_DESCRIPTION OF THE TASK_: Word for word, set down the entries below.

▼

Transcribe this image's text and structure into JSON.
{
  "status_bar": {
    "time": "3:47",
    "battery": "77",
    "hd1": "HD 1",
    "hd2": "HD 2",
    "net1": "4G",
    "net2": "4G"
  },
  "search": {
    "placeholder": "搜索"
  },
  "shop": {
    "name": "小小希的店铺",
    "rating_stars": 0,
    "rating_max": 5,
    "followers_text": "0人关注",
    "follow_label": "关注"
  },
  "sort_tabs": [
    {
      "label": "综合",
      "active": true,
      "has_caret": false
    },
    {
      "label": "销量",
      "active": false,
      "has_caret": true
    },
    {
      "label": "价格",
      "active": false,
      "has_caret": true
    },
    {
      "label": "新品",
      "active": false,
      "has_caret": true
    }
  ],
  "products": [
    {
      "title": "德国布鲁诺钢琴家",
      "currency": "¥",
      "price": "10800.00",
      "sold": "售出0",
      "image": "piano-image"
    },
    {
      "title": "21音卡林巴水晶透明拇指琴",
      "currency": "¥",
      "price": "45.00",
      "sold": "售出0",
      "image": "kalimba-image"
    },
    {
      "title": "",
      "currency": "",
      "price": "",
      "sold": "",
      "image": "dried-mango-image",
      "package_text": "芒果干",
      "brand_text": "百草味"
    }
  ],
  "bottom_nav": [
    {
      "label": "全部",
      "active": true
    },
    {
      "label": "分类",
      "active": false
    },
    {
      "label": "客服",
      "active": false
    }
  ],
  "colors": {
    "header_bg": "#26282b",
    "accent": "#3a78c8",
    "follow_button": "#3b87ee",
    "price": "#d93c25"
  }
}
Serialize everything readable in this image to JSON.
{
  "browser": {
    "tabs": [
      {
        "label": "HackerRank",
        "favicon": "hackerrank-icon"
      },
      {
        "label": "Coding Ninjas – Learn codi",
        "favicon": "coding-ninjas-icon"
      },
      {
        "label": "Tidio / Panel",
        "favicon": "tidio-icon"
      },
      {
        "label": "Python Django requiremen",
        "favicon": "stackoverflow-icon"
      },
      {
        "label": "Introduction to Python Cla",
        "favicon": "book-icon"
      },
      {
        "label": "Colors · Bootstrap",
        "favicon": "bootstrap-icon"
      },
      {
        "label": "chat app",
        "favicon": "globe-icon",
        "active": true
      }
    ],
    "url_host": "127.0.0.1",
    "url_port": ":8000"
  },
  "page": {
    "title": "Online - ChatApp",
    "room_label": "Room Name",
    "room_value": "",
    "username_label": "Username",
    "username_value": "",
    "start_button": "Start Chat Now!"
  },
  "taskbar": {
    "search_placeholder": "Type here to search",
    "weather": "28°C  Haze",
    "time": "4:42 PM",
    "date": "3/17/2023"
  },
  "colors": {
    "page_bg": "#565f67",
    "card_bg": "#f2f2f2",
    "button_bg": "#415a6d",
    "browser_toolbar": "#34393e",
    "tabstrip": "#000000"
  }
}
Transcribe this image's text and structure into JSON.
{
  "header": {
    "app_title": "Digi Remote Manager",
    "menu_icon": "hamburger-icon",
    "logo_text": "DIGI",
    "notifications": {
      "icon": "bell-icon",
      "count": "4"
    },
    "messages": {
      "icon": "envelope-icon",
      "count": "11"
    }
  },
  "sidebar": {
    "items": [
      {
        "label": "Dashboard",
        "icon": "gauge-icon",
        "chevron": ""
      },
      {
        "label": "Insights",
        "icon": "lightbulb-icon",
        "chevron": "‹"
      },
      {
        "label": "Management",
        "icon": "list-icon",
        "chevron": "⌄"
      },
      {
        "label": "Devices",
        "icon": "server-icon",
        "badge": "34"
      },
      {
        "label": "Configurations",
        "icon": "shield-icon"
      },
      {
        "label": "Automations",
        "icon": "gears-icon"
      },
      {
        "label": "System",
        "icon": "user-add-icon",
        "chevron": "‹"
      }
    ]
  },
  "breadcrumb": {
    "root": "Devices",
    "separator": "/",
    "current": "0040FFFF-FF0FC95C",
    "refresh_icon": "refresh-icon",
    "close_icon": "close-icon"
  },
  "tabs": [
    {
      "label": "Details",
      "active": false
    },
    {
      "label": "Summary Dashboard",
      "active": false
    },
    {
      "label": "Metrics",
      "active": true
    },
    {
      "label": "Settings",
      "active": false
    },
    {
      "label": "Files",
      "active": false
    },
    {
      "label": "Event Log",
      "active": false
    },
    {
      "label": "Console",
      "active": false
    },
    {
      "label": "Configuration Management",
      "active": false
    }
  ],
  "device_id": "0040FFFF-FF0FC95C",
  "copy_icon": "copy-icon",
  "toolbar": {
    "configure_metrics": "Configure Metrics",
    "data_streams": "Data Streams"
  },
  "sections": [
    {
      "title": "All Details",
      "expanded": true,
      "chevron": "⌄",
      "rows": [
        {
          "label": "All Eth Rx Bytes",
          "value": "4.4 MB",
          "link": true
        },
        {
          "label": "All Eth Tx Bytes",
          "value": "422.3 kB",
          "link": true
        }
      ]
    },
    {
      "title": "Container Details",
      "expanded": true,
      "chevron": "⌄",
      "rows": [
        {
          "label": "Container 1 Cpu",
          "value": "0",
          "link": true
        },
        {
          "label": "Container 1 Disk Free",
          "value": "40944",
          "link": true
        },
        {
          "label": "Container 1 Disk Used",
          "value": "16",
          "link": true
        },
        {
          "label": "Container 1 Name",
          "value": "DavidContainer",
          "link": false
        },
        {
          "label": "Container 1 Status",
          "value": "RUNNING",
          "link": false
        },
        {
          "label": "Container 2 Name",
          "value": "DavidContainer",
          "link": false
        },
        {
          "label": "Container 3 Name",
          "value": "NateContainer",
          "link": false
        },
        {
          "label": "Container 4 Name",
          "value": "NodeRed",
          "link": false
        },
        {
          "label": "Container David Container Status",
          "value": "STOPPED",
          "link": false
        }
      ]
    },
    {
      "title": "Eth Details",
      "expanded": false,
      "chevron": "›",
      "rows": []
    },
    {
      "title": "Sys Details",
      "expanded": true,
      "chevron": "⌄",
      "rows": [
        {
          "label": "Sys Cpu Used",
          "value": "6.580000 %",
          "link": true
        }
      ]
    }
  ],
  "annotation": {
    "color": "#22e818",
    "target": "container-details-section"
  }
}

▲

_REPLY TO THE TASK_:
Transcribe this image's text and structure into JSON.
{
  "status_bar": {
    "time": "3:47",
    "battery": "77",
    "hd1": "HD 1",
    "hd2": "HD 2",
    "net1": "4G",
    "net2": "4G"
  },
  "search": {
    "placeholder": "搜索"
  },
  "shop": {
    "name": "小小希的店铺",
    "rating_stars": 0,
    "rating_max": 5,
    "followers_text": "0人关注",
    "follow_label": "关注"
  },
  "sort_tabs": [
    {
      "label": "综合",
      "active": true,
      "has_caret": false
    },
    {
      "label": "销量",
      "active": false,
      "has_caret": true
    },
    {
      "label": "价格",
      "active": false,
      "has_caret": true
    },
    {
      "label": "新品",
      "active": false,
      "has_caret": true
    }
  ],
  "products": [
    {
      "title": "德国布鲁诺钢琴家",
      "currency": "¥",
      "price": "10800.00",
      "sold": "售出0",
      "image": "piano-image"
    },
    {
      "title": "21音卡林巴水晶透明拇指琴",
      "currency": "¥",
      "price": "45.00",
      "sold": "售出0",
      "image": "kalimba-image"
    },
    {
      "title": "",
      "currency": "",
      "price": "",
      "sold": "",
      "image": "dried-mango-image",
      "package_text": "芒果干",
      "brand_text": "百草味"
    }
  ],
  "bottom_nav": [
    {
      "label": "全部",
      "active": true
    },
    {
      "label": "分类",
      "active": false
    },
    {
      "label": "客服",
      "active": false
    }
  ],
  "colors": {
    "header_bg": "#26282b",
    "accent": "#3a78c8",
    "follow_button": "#3b87ee",
    "price": "#d93c25"
  }
}
Serialize everything readable in this image to JSON.
{
  "browser": {
    "tabs": [
      {
        "label": "HackerRank",
        "favicon": "hackerrank-icon"
      },
      {
        "label": "Coding Ninjas – Learn codi",
        "favicon": "coding-ninjas-icon"
      },
      {
        "label": "Tidio / Panel",
        "favicon": "tidio-icon"
      },
      {
        "label": "Python Django requiremen",
        "favicon": "stackoverflow-icon"
      },
      {
        "label": "Introduction to Python Cla",
        "favicon": "book-icon"
      },
      {
        "label": "Colors · Bootstrap",
        "favicon": "bootstrap-icon"
      },
      {
        "label": "chat app",
        "favicon": "globe-icon",
        "active": true
      }
    ],
    "url_host": "127.0.0.1",
    "url_port": ":8000"
  },
  "page": {
    "title": "Online - ChatApp",
    "room_label": "Room Name",
    "room_value": "",
    "username_label": "Username",
    "username_value": "",
    "start_button": "Start Chat Now!"
  },
  "taskbar": {
    "search_placeholder": "Type here to search",
    "weather": "28°C  Haze",
    "time": "4:42 PM",
    "date": "3/17/2023"
  },
  "colors": {
    "page_bg": "#565f67",
    "card_bg": "#f2f2f2",
    "button_bg": "#415a6d",
    "browser_toolbar": "#34393e",
    "tabstrip": "#000000"
  }
}
Transcribe this image's text and structure into JSON.
{
  "header": {
    "app_title": "Digi Remote Manager",
    "menu_icon": "hamburger-icon",
    "logo_text": "DIGI",
    "notifications": {
      "icon": "bell-icon",
      "count": "4"
    },
    "messages": {
      "icon": "envelope-icon",
      "count": "11"
    }
  },
  "sidebar": {
    "items": [
      {
        "label": "Dashboard",
        "icon": "gauge-icon",
        "chevron": ""
      },
      {
        "label": "Insights",
        "icon": "lightbulb-icon",
        "chevron": "‹"
      },
      {
        "label": "Management",
        "icon": "list-icon",
        "chevron": "⌄"
      },
      {
        "label": "Devices",
        "icon": "server-icon",
        "badge": "34"
      },
      {
        "label": "Configurations",
        "icon": "shield-icon"
      },
      {
        "label": "Automations",
        "icon": "gears-icon"
      },
      {
        "label": "System",
        "icon": "user-add-icon",
        "chevron": "‹"
      }
    ]
  },
  "breadcrumb": {
    "root": "Devices",
    "separator": "/",
    "current": "0040FFFF-FF0FC95C",
    "refresh_icon": "refresh-icon",
    "close_icon": "close-icon"
  },
  "tabs": [
    {
      "label": "Details",
      "active": false
    },
    {
      "label": "Summary Dashboard",
      "active": false
    },
    {
      "label": "Metrics",
      "active": true
    },
    {
      "label": "Settings",
      "active": false
    },
    {
      "label": "Files",
      "active": false
    },
    {
      "label": "Event Log",
      "active": false
    },
    {
      "label": "Console",
      "active": false
    },
    {
      "label": "Configuration Management",
      "active": false
    }
  ],
  "device_id": "0040FFFF-FF0FC95C",
  "copy_icon": "copy-icon",
  "toolbar": {
    "configure_metrics": "Configure Metrics",
    "data_streams": "Data Streams"
  },
  "sections": [
    {
      "title": "All Details",
      "expanded": true,
      "chevron": "⌄",
      "rows": [
        {
          "label": "All Eth Rx Bytes",
          "value": "4.4 MB",
          "link": true
        },
        {
          "label": "All Eth Tx Bytes",
          "value": "422.3 kB",
          "link": true
        }
      ]
    },
    {
      "title": "Container Details",
      "expanded": true,
      "chevron": "⌄",
      "rows": [
        {
          "label": "Container 1 Cpu",
          "value": "0",
          "link": true
        },
        {
          "label": "Container 1 Disk Free",
          "value": "40944",
          "link": true
        },
        {
          "label": "Container 1 Disk Used",
          "value": "16",
          "link": true
        },
        {
          "label": "Container 1 Name",
          "value": "DavidContainer",
          "link": false
        },
        {
          "label": "Container 1 Status",
          "value": "RUNNING",
          "link": false
        },
        {
          "label": "Container 2 Name",
          "value": "DavidContainer",
          "link": false
        },
        {
          "label": "Container 3 Name",
          "value": "NateContainer",
          "link": false
        },
        {
          "label": "Container 4 Name",
          "value": "NodeRed",
          "link": false
        },
        {
          "label": "Container David Container Status",
          "value": "STOPPED",
          "link": false
        }
      ]
    },
    {
      "title": "Eth Details",
      "expanded": false,
      "chevron": "›",
      "rows": []
    },
    {
      "title": "Sys Details",
      "expanded": true,
      "chevron": "⌄",
      "rows": [
        {
          "label": "Sys Cpu Used",
          "value": "6.580000 %",
          "link": true
        }
      ]
    }
  ],
  "annotation": {
    "color": "#22e818",
    "target": "container-details-section"
  }
}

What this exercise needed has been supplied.